What follows is a set of records; give them all back exactly.

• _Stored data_
========

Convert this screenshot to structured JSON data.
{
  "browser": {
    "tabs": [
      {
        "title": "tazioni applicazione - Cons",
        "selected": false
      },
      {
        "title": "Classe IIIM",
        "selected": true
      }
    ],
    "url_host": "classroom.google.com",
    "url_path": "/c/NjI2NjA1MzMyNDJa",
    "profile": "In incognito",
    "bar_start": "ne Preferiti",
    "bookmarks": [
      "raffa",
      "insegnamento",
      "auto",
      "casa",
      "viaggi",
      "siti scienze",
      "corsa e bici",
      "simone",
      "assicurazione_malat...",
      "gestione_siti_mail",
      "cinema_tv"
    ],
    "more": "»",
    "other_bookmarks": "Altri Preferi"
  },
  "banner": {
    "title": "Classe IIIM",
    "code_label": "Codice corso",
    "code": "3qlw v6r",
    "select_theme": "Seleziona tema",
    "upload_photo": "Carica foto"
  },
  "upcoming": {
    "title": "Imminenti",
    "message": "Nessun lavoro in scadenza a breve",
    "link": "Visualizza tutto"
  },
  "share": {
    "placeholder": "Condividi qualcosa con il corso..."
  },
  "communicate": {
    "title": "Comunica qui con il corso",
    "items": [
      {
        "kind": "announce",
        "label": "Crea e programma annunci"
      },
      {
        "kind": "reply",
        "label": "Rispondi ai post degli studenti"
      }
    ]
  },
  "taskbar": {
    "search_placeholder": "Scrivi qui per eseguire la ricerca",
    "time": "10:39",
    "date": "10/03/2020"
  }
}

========

• _Output for this exercise_
Convert this screenshot to structured JSON data.
{
  "browser": {
    "tabs": [
      {
        "title": "tazioni applicazione - Cons",
        "selected": false
      },
      {
        "title": "Classe IIIM",
        "selected": true
      }
    ],
    "url_host": "classroom.google.com",
    "url_path": "/c/NjI2NjA1MzMyNDJa",
    "profile": "In incognito",
    "bar_start": "ne Preferiti",
    "bookmarks": [
      "raffa",
      "insegnamento",
      "auto",
      "casa",
      "viaggi",
      "siti scienze",
      "corsa e bici",
      "simone",
      "assicurazione_malat...",
      "gestione_siti_mail",
      "cinema_tv"
    ],
    "more": "»",
    "other_bookmarks": "Altri Preferi"
  },
  "banner": {
    "title": "Classe IIIM",
    "code_label": "Codice corso",
    "code": "3qlw v6r",
    "select_theme": "Seleziona tema",
    "upload_photo": "Carica foto"
  },
  "upcoming": {
    "title": "Imminenti",
    "message": "Nessun lavoro in scadenza a breve",
    "link": "Visualizza tutto"
  },
  "share": {
    "placeholder": "Condividi qualcosa con il corso..."
  },
  "communicate": {
    "title": "Comunica qui con il corso",
    "items": [
      {
        "kind": "announce",
        "label": "Crea e programma annunci"
      },
      {
        "kind": "reply",
        "label": "Rispondi ai post degli studenti"
      }
    ]
  },
  "taskbar": {
    "search_placeholder": "Scrivi qui per eseguire la ricerca",
    "time": "10:39",
    "date": "10/03/2020"
  }
}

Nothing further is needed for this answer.